• **WHAT THIS TASK INVOLVES**:
Output the lines of the entries below beginning at the one with "Extract the structured" and ending with the last, exactly as written and without pictures.

(Source records)

——

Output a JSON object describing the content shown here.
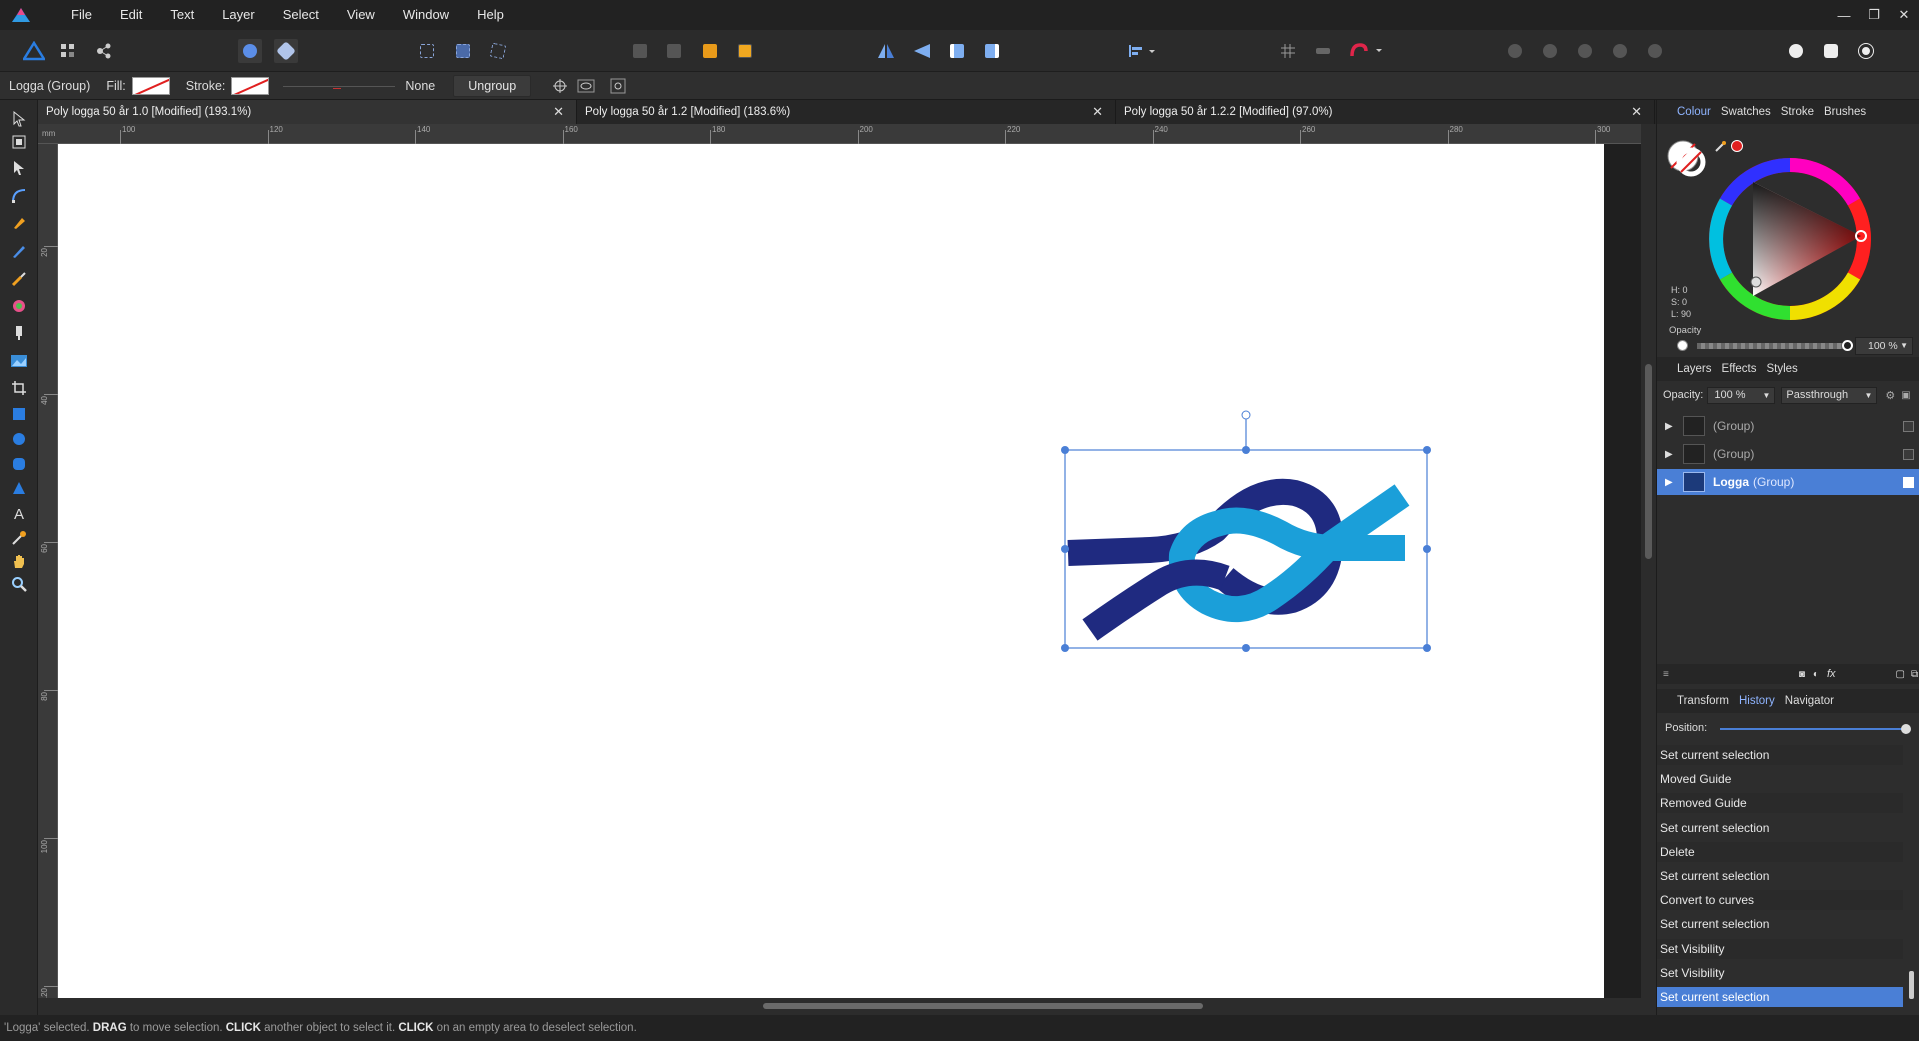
{
  "menubar": {
    "items": [
      "File",
      "Edit",
      "Text",
      "Layer",
      "Select",
      "View",
      "Window",
      "Help"
    ]
  },
  "window_controls": [
    "—",
    "❐",
    "✕"
  ],
  "context_bar": {
    "selection_label": "Logga (Group)",
    "fill_label": "Fill:",
    "stroke_label": "Stroke:",
    "stroke_style": "None",
    "ungroup_label": "Ungroup"
  },
  "tabs": [
    {
      "title": "Poly logga 50 år 1.0 [Modified] (193.1%)",
      "active": true
    },
    {
      "title": "Poly logga 50 år 1.2 [Modified] (183.6%)",
      "active": false
    },
    {
      "title": "Poly logga 50 år 1.2.2 [Modified] (97.0%)",
      "active": false
    }
  ],
  "tab_close": "✕",
  "ruler": {
    "unit": "mm",
    "h_ticks": [
      "100",
      "120",
      "140",
      "160",
      "180",
      "200",
      "220",
      "240",
      "260",
      "280",
      "300"
    ],
    "v_ticks": [
      "20",
      "40",
      "60",
      "80",
      "100",
      "120"
    ]
  },
  "colour_panel": {
    "tabs": [
      "Colour",
      "Swatches",
      "Stroke",
      "Brushes"
    ],
    "active_tab": "Colour",
    "h": "H: 0",
    "s": "S: 0",
    "l": "L: 90",
    "opacity_label": "Opacity",
    "opacity_value": "100 %",
    "opacity_fraction": 1.0,
    "accent": "#e02020"
  },
  "layers_panel": {
    "tabs": [
      "Layers",
      "Effects",
      "Styles"
    ],
    "active_tab": "Layers",
    "opacity_label": "Opacity:",
    "opacity_value": "100 %",
    "blend_mode": "Passthrough",
    "rows": [
      {
        "name": "",
        "type": "(Group)",
        "selected": false
      },
      {
        "name": "",
        "type": "(Group)",
        "selected": false
      },
      {
        "name": "Logga",
        "type": "(Group)",
        "selected": true
      }
    ]
  },
  "history_panel": {
    "tabs": [
      "Transform",
      "History",
      "Navigator"
    ],
    "active_tab": "History",
    "position_label": "Position:",
    "position_fraction": 1.0,
    "items": [
      "Set current selection",
      "Moved Guide",
      "Removed Guide",
      "Set current selection",
      "Delete",
      "Set current selection",
      "Convert to curves",
      "Set current selection",
      "Set Visibility",
      "Set Visibility",
      "Set current selection"
    ],
    "selected_index": 10
  },
  "logo": {
    "dark_blue": "#1f2a80",
    "light_blue": "#1b9fd9"
  },
  "status": {
    "prefix": "'Logga' selected. ",
    "k1": "DRAG",
    "t1": " to move selection. ",
    "k2": "CLICK",
    "t2": " another object to select it. ",
    "k3": "CLICK",
    "t3": " on an empty area to deselect selection."
  }
}
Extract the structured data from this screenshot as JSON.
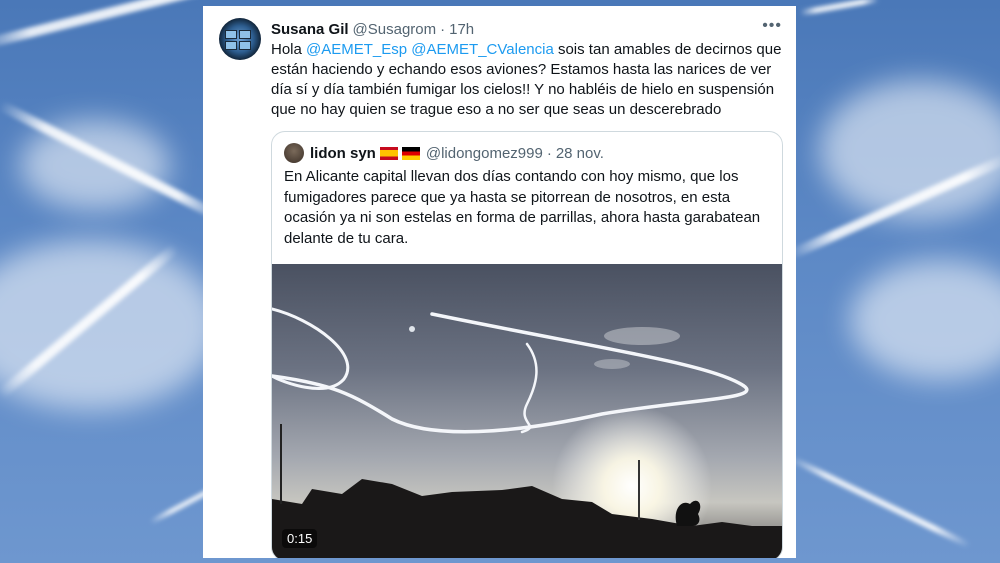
{
  "tweet": {
    "author_name": "Susana Gil",
    "author_handle": "@Susagrom",
    "separator": "·",
    "time": "17h",
    "more_label": "•••",
    "text_parts": {
      "hola": "Hola ",
      "mention1": "@AEMET_Esp",
      "space": " ",
      "mention2": "@AEMET_CValencia",
      "rest": " sois tan amables de decirnos que están haciendo y echando esos aviones? Estamos hasta las narices de ver día sí y día también fumigar los cielos!! Y no habléis de hielo en suspensión que no hay quien se trague eso a no ser que seas un descerebrado"
    }
  },
  "quote": {
    "author_name": "lidon syn",
    "author_handle": "@lidongomez999",
    "separator": "·",
    "date": "28 nov.",
    "flags": [
      "spain-flag",
      "germany-flag"
    ],
    "text": "En Alicante capital llevan dos días contando con hoy mismo, que los fumigadores parece que ya hasta se pitorrean de nosotros, en esta ocasión ya ni son estelas en forma de parrillas, ahora hasta garabatean delante de tu cara.",
    "video": {
      "duration": "0:15"
    }
  },
  "colors": {
    "link": "#1d9bf0",
    "text": "#0f1419",
    "muted": "#536471",
    "border": "#cfd9de"
  }
}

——

• **EXERCISE RESPONSE**:
Extract the structured data from this screenshot as JSON.
{
  "tweet": {
    "author_name": "Susana Gil",
    "author_handle": "@Susagrom",
    "separator": "·",
    "time": "17h",
    "more_label": "•••",
    "text_parts": {
      "hola": "Hola ",
      "mention1": "@AEMET_Esp",
      "space": " ",
      "mention2": "@AEMET_CValencia",
      "rest": " sois tan amables de decirnos que están haciendo y echando esos aviones? Estamos hasta las narices de ver día sí y día también fumigar los cielos!! Y no habléis de hielo en suspensión que no hay quien se trague eso a no ser que seas un descerebrado"
    }
  },
  "quote": {
    "author_name": "lidon syn",
    "author_handle": "@lidongomez999",
    "separator": "·",
    "date": "28 nov.",
    "flags": [
      "spain-flag",
      "germany-flag"
    ],
    "text": "En Alicante capital llevan dos días contando con hoy mismo, que los fumigadores parece que ya hasta se pitorrean de nosotros, en esta ocasión ya ni son estelas en forma de parrillas, ahora hasta garabatean delante de tu cara.",
    "video": {
      "duration": "0:15"
    }
  },
  "colors": {
    "link": "#1d9bf0",
    "text": "#0f1419",
    "muted": "#536471",
    "border": "#cfd9de"
  }
}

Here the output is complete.